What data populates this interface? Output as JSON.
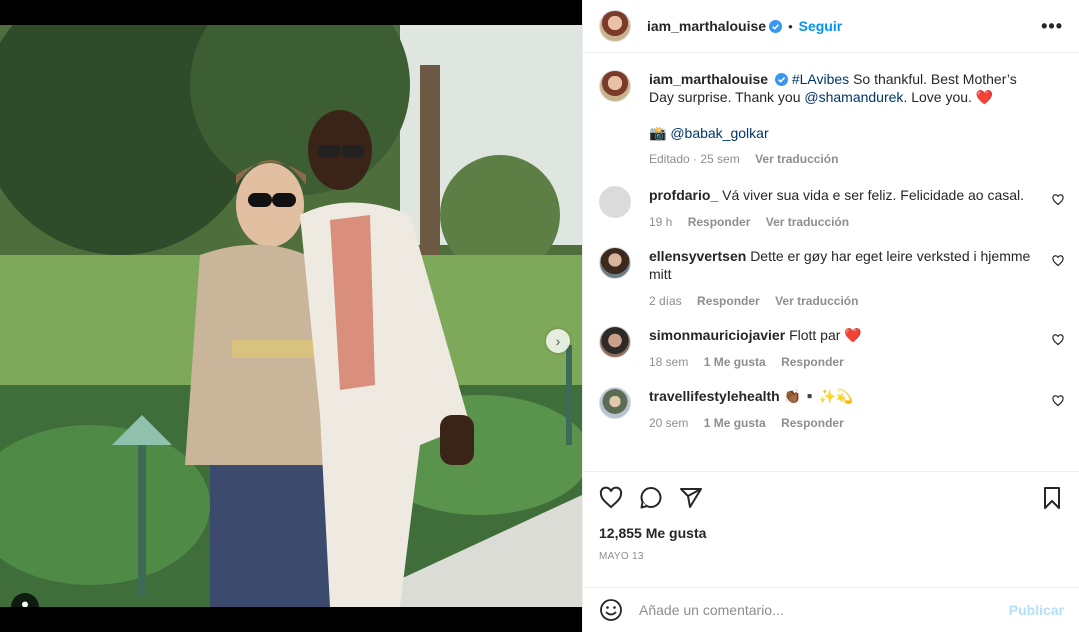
{
  "post": {
    "author": "iam_marthalouise",
    "follow_label": "Seguir",
    "bullet": "•",
    "more_label": "•••"
  },
  "caption": {
    "author": "iam_marthalouise",
    "hashtag": "#LAvibes",
    "text_1": " So thankful. Best Mother’s Day surprise. Thank you ",
    "mention": "@shamandurek",
    "text_2": ". Love you. ❤️",
    "credit_emoji": "📸",
    "credit": "@babak_golkar",
    "edited": "Editado · 25 sem",
    "translate": "Ver traducción"
  },
  "comments": [
    {
      "user": "profdario_",
      "text": "Vá viver sua vida e ser feliz. Felicidade ao casal.",
      "time": "19 h",
      "likes": "",
      "reply": "Responder",
      "translate": "Ver traducción"
    },
    {
      "user": "ellensyvertsen",
      "text": "Dette er gøy har eget leire verksted i hjemme mitt",
      "time": "2 días",
      "likes": "",
      "reply": "Responder",
      "translate": "Ver traducción"
    },
    {
      "user": "simonmauriciojavier",
      "text": "Flott par ❤️",
      "time": "18 sem",
      "likes": "1 Me gusta",
      "reply": "Responder",
      "translate": ""
    },
    {
      "user": "travellifestylehealth",
      "text": "👏🏾▪️✨💫",
      "time": "20 sem",
      "likes": "1 Me gusta",
      "reply": "Responder",
      "translate": ""
    }
  ],
  "stats": {
    "likes": "12,855 Me gusta",
    "date": "MAYO 13"
  },
  "composer": {
    "placeholder": "Añade un comentario...",
    "publish": "Publicar"
  },
  "carousel": {
    "count": 8,
    "active": 0
  },
  "colors": {
    "accent": "#0095f6",
    "verified": "#3897f0",
    "heart": "#ed4956",
    "muted": "#8e8e8e"
  },
  "icons": [
    "heart-icon",
    "comment-icon",
    "share-icon",
    "bookmark-icon",
    "emoji-icon",
    "verified-icon",
    "more-icon",
    "chevron-right-icon",
    "user-tag-icon"
  ]
}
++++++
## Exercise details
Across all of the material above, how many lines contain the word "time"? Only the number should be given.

## Expected answer
4